WHAT IS EXPECTED: All of the records below are to be given again word for word, with the pictures removed.
--- GIVEN RECORDS Enclosed Below ---
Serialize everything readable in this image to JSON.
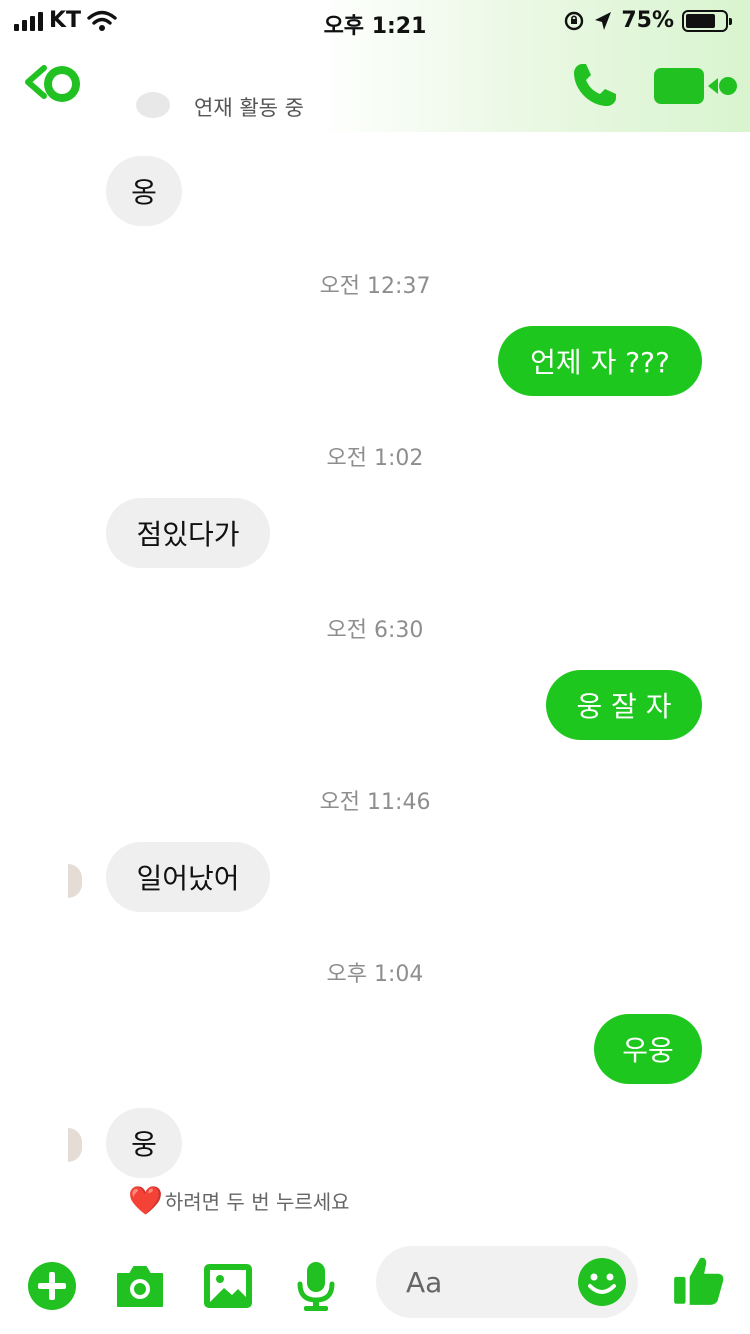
{
  "status_bar": {
    "carrier": "KT",
    "time": "오후 1:21",
    "battery_percent": "75%",
    "battery_level": 0.75,
    "icons": [
      "signal-icon",
      "wifi-icon",
      "orientation-lock-icon",
      "location-arrow-icon",
      "battery-icon"
    ]
  },
  "header": {
    "active_status": "연재 활동 중",
    "icons": [
      "back-icon",
      "phone-icon",
      "video-icon"
    ]
  },
  "messages": [
    {
      "type": "in",
      "text": "옹"
    },
    {
      "type": "time",
      "text": "오전 12:37"
    },
    {
      "type": "out",
      "text": "언제 자 ???"
    },
    {
      "type": "time",
      "text": "오전 1:02"
    },
    {
      "type": "in",
      "text": "점있다가"
    },
    {
      "type": "time",
      "text": "오전 6:30"
    },
    {
      "type": "out",
      "text": "웅 잘 자"
    },
    {
      "type": "time",
      "text": "오전 11:46"
    },
    {
      "type": "in",
      "text": "일어났어"
    },
    {
      "type": "time",
      "text": "오후 1:04"
    },
    {
      "type": "out",
      "text": "우웅"
    },
    {
      "type": "in",
      "text": "웅"
    }
  ],
  "reaction_hint": {
    "emoji": "❤️",
    "text": "하려면 두 번 누르세요"
  },
  "composer": {
    "placeholder": "Aa",
    "icons": [
      "plus-icon",
      "camera-icon",
      "image-icon",
      "microphone-icon",
      "emoji-icon",
      "thumbs-up-icon"
    ]
  },
  "colors": {
    "accent": "#1ec71e",
    "incoming_bubble": "#efefef",
    "timestamp": "#8e8e8e"
  }
}
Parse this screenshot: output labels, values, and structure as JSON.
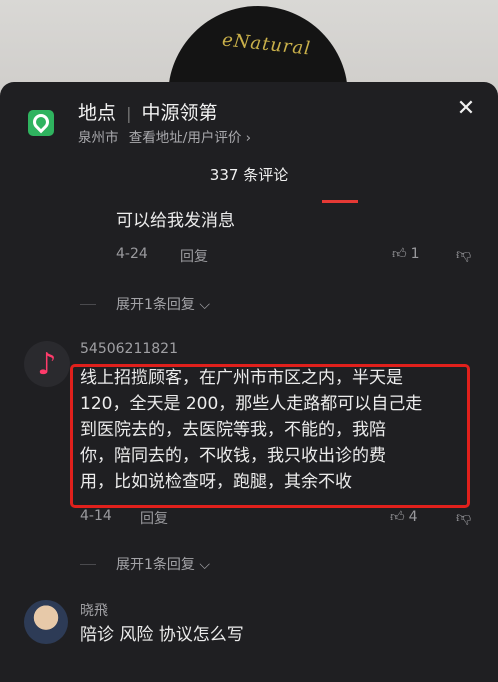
{
  "location": {
    "title_prefix": "地点",
    "separator": "|",
    "place_name": "中源领第",
    "city": "泉州市",
    "sub_link": "查看地址/用户评价",
    "chevron": "›"
  },
  "close_label": "✕",
  "comment_count": "337 条评论",
  "comments": [
    {
      "text": "可以给我发消息",
      "date": "4-24",
      "reply_label": "回复",
      "likes": "1",
      "expand_label": "展开1条回复"
    },
    {
      "username": "54506211821",
      "text_lines": [
        "线上招揽顾客，在广州市市区之内，半天是",
        "120，全天是 200，那些人走路都可以自己走",
        "到医院去的，去医院等我，不能的，我陪",
        "你，陪同去的，不收钱，我只收出诊的费",
        "用，比如说检查呀，跑腿，其余不收"
      ],
      "date": "4-14",
      "reply_label": "回复",
      "likes": "4",
      "expand_label": "展开1条回复"
    },
    {
      "username": "晓飛",
      "text": "陪诊 风险  协议怎么写"
    }
  ],
  "icons": {
    "location": "location-pin-icon",
    "like": "thumb-up-icon",
    "dislike": "thumb-down-icon",
    "expand": "chevron-down-icon",
    "close": "close-icon"
  },
  "colors": {
    "highlight_box": "#e0201c",
    "location_icon": "#2fb35f",
    "music_note": "#ff3b6b"
  }
}
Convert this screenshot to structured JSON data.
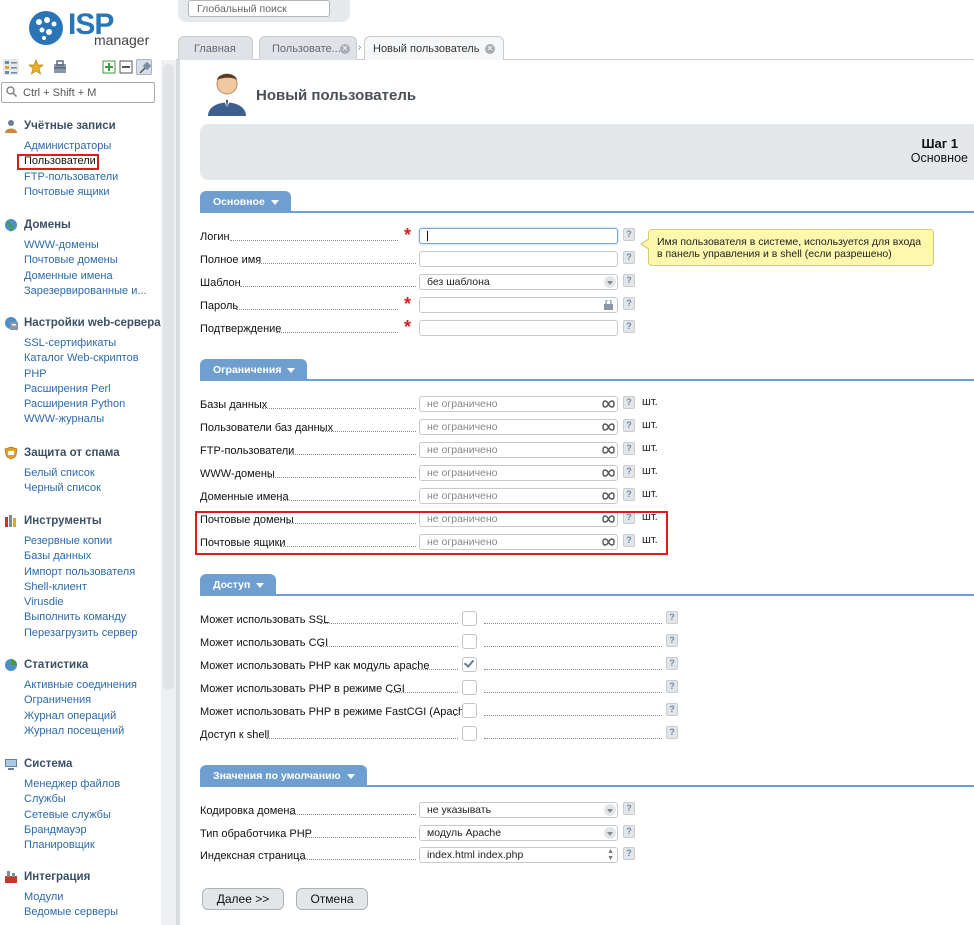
{
  "logo": {
    "big": "ISP",
    "small": "manager"
  },
  "sidebar": {
    "search_placeholder": "Ctrl + Shift + M",
    "groups": [
      {
        "title": "Учётные записи",
        "items": [
          "Администраторы",
          "Пользователи",
          "FTP-пользователи",
          "Почтовые ящики"
        ]
      },
      {
        "title": "Домены",
        "items": [
          "WWW-домены",
          "Почтовые домены",
          "Доменные имена",
          "Зарезервированные и..."
        ]
      },
      {
        "title": "Настройки web-сервера",
        "items": [
          "SSL-сертификаты",
          "Каталог Web-скриптов",
          "PHP",
          "Расширения Perl",
          "Расширения Python",
          "WWW-журналы"
        ]
      },
      {
        "title": "Защита от спама",
        "items": [
          "Белый список",
          "Черный список"
        ]
      },
      {
        "title": "Инструменты",
        "items": [
          "Резервные копии",
          "Базы данных",
          "Импорт пользователя",
          "Shell-клиент",
          "Virusdie",
          "Выполнить команду",
          "Перезагрузить сервер"
        ]
      },
      {
        "title": "Статистика",
        "items": [
          "Активные соединения",
          "Ограничения",
          "Журнал операций",
          "Журнал посещений"
        ]
      },
      {
        "title": "Система",
        "items": [
          "Менеджер файлов",
          "Службы",
          "Сетевые службы",
          "Брандмауэр",
          "Планировщик"
        ]
      },
      {
        "title": "Интеграция",
        "items": [
          "Модули",
          "Ведомые серверы"
        ]
      }
    ]
  },
  "topbar": {
    "search_placeholder": "Глобальный поиск",
    "tabs": [
      "Главная",
      "Пользовате...",
      "Новый пользователь"
    ]
  },
  "page": {
    "title": "Новый пользователь",
    "step_title": "Шаг 1",
    "step_sub": "Основное"
  },
  "sections": {
    "basic": {
      "title": "Основное",
      "login": "Логин",
      "fullname": "Полное имя",
      "template": "Шаблон",
      "template_value": "без шаблона",
      "password": "Пароль",
      "confirm": "Подтверждение",
      "tooltip": "Имя пользователя в системе, используется для входа в панель управления и в shell (если разрешено)"
    },
    "limits": {
      "title": "Ограничения",
      "placeholder": "не ограничено",
      "unit": "шт.",
      "rows": [
        "Базы данных",
        "Пользователи баз данных",
        "FTP-пользователи",
        "WWW-домены",
        "Доменные имена",
        "Почтовые домены",
        "Почтовые ящики"
      ]
    },
    "access": {
      "title": "Доступ",
      "rows": [
        "Может использовать SSL",
        "Может использовать CGI",
        "Может использовать PHP как модуль apache",
        "Может использовать PHP в режиме CGI",
        "Может использовать PHP в режиме FastCGI (Apache)",
        "Доступ к shell"
      ],
      "checked": [
        false,
        false,
        true,
        false,
        false,
        false
      ]
    },
    "defaults": {
      "title": "Значения по умолчанию",
      "encoding": "Кодировка домена",
      "encoding_value": "не указывать",
      "php_handler": "Тип обработчика PHP",
      "php_handler_value": "модуль Apache",
      "index": "Индексная страница",
      "index_value": "index.html index.php"
    }
  },
  "help_mark": "?",
  "buttons": {
    "next": "Далее >>",
    "cancel": "Отмена"
  },
  "colors": {
    "accent": "#6f9fd0",
    "highlight": "#e01b1b",
    "link": "#2d6aa8",
    "tooltip_bg": "#fdf8ad"
  }
}
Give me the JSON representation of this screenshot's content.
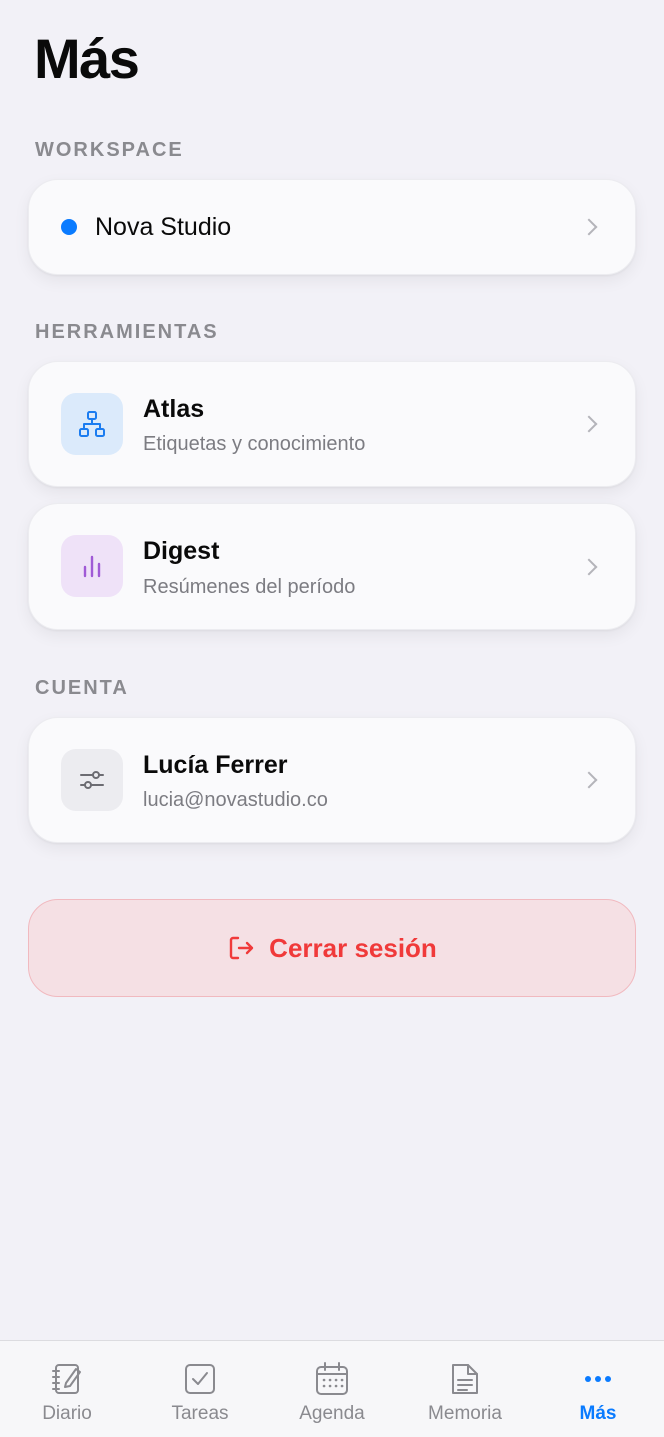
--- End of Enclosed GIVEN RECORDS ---
FINAL ANSWER:
Serialize everything readable in this image to JSON.
{
  "status_bar": {
    "carrier": "KT",
    "time": "오후 1:21",
    "battery_percent": "75%",
    "battery_level": 0.75,
    "icons": [
      "signal-icon",
      "wifi-icon",
      "orientation-lock-icon",
      "location-arrow-icon",
      "battery-icon"
    ]
  },
  "header": {
    "active_status": "연재 활동 중",
    "icons": [
      "back-icon",
      "phone-icon",
      "video-icon"
    ]
  },
  "messages": [
    {
      "type": "in",
      "text": "옹"
    },
    {
      "type": "time",
      "text": "오전 12:37"
    },
    {
      "type": "out",
      "text": "언제 자 ???"
    },
    {
      "type": "time",
      "text": "오전 1:02"
    },
    {
      "type": "in",
      "text": "점있다가"
    },
    {
      "type": "time",
      "text": "오전 6:30"
    },
    {
      "type": "out",
      "text": "웅 잘 자"
    },
    {
      "type": "time",
      "text": "오전 11:46"
    },
    {
      "type": "in",
      "text": "일어났어"
    },
    {
      "type": "time",
      "text": "오후 1:04"
    },
    {
      "type": "out",
      "text": "우웅"
    },
    {
      "type": "in",
      "text": "웅"
    }
  ],
  "reaction_hint": {
    "emoji": "❤️",
    "text": "하려면 두 번 누르세요"
  },
  "composer": {
    "placeholder": "Aa",
    "icons": [
      "plus-icon",
      "camera-icon",
      "image-icon",
      "microphone-icon",
      "emoji-icon",
      "thumbs-up-icon"
    ]
  },
  "colors": {
    "accent": "#1ec71e",
    "incoming_bubble": "#efefef",
    "timestamp": "#8e8e8e"
  }
}
Parse this screenshot: output labels, values, and structure as JSON.
{
  "location": {
    "title_prefix": "地点",
    "separator": "|",
    "place_name": "中源领第",
    "city": "泉州市",
    "sub_link": "查看地址/用户评价",
    "chevron": "›"
  },
  "close_label": "✕",
  "comment_count": "337 条评论",
  "comments": [
    {
      "text": "可以给我发消息",
      "date": "4-24",
      "reply_label": "回复",
      "likes": "1",
      "expand_label": "展开1条回复"
    },
    {
      "username": "54506211821",
      "text_lines": [
        "线上招揽顾客，在广州市市区之内，半天是",
        "120，全天是 200，那些人走路都可以自己走",
        "到医院去的，去医院等我，不能的，我陪",
        "你，陪同去的，不收钱，我只收出诊的费",
        "用，比如说检查呀，跑腿，其余不收"
      ],
      "date": "4-14",
      "reply_label": "回复",
      "likes": "4",
      "expand_label": "展开1条回复"
    },
    {
      "username": "晓飛",
      "text": "陪诊 风险  协议怎么写"
    }
  ],
  "icons": {
    "location": "location-pin-icon",
    "like": "thumb-up-icon",
    "dislike": "thumb-down-icon",
    "expand": "chevron-down-icon",
    "close": "close-icon"
  },
  "colors": {
    "highlight_box": "#e0201c",
    "location_icon": "#2fb35f",
    "music_note": "#ff3b6b"
  }
}
Convert this screenshot to structured JSON data.
{
  "logo": {
    "big": "ISP",
    "small": "manager"
  },
  "sidebar": {
    "search_placeholder": "Ctrl + Shift + M",
    "groups": [
      {
        "title": "Учётные записи",
        "items": [
          "Администраторы",
          "Пользователи",
          "FTP-пользователи",
          "Почтовые ящики"
        ]
      },
      {
        "title": "Домены",
        "items": [
          "WWW-домены",
          "Почтовые домены",
          "Доменные имена",
          "Зарезервированные и..."
        ]
      },
      {
        "title": "Настройки web-сервера",
        "items": [
          "SSL-сертификаты",
          "Каталог Web-скриптов",
          "PHP",
          "Расширения Perl",
          "Расширения Python",
          "WWW-журналы"
        ]
      },
      {
        "title": "Защита от спама",
        "items": [
          "Белый список",
          "Черный список"
        ]
      },
      {
        "title": "Инструменты",
        "items": [
          "Резервные копии",
          "Базы данных",
          "Импорт пользователя",
          "Shell-клиент",
          "Virusdie",
          "Выполнить команду",
          "Перезагрузить сервер"
        ]
      },
      {
        "title": "Статистика",
        "items": [
          "Активные соединения",
          "Ограничения",
          "Журнал операций",
          "Журнал посещений"
        ]
      },
      {
        "title": "Система",
        "items": [
          "Менеджер файлов",
          "Службы",
          "Сетевые службы",
          "Брандмауэр",
          "Планировщик"
        ]
      },
      {
        "title": "Интеграция",
        "items": [
          "Модули",
          "Ведомые серверы"
        ]
      }
    ]
  },
  "topbar": {
    "search_placeholder": "Глобальный поиск",
    "tabs": [
      "Главная",
      "Пользовате...",
      "Новый пользователь"
    ]
  },
  "page": {
    "title": "Новый пользователь",
    "step_title": "Шаг 1",
    "step_sub": "Основное"
  },
  "sections": {
    "basic": {
      "title": "Основное",
      "login": "Логин",
      "fullname": "Полное имя",
      "template": "Шаблон",
      "template_value": "без шаблона",
      "password": "Пароль",
      "confirm": "Подтверждение",
      "tooltip": "Имя пользователя в системе, используется для входа в панель управления и в shell (если разрешено)"
    },
    "limits": {
      "title": "Ограничения",
      "placeholder": "не ограничено",
      "unit": "шт.",
      "rows": [
        "Базы данных",
        "Пользователи баз данных",
        "FTP-пользователи",
        "WWW-домены",
        "Доменные имена",
        "Почтовые домены",
        "Почтовые ящики"
      ]
    },
    "access": {
      "title": "Доступ",
      "rows": [
        "Может использовать SSL",
        "Может использовать CGI",
        "Может использовать PHP как модуль apache",
        "Может использовать PHP в режиме CGI",
        "Может использовать PHP в режиме FastCGI (Apache)",
        "Доступ к shell"
      ],
      "checked": [
        false,
        false,
        true,
        false,
        false,
        false
      ]
    },
    "defaults": {
      "title": "Значения по умолчанию",
      "encoding": "Кодировка домена",
      "encoding_value": "не указывать",
      "php_handler": "Тип обработчика PHP",
      "php_handler_value": "модуль Apache",
      "index": "Индексная страница",
      "index_value": "index.html index.php"
    }
  },
  "help_mark": "?",
  "buttons": {
    "next": "Далее >>",
    "cancel": "Отмена"
  },
  "colors": {
    "accent": "#6f9fd0",
    "highlight": "#e01b1b",
    "link": "#2d6aa8",
    "tooltip_bg": "#fdf8ad"
  }
}
Give me the JSON representation of this screenshot's content.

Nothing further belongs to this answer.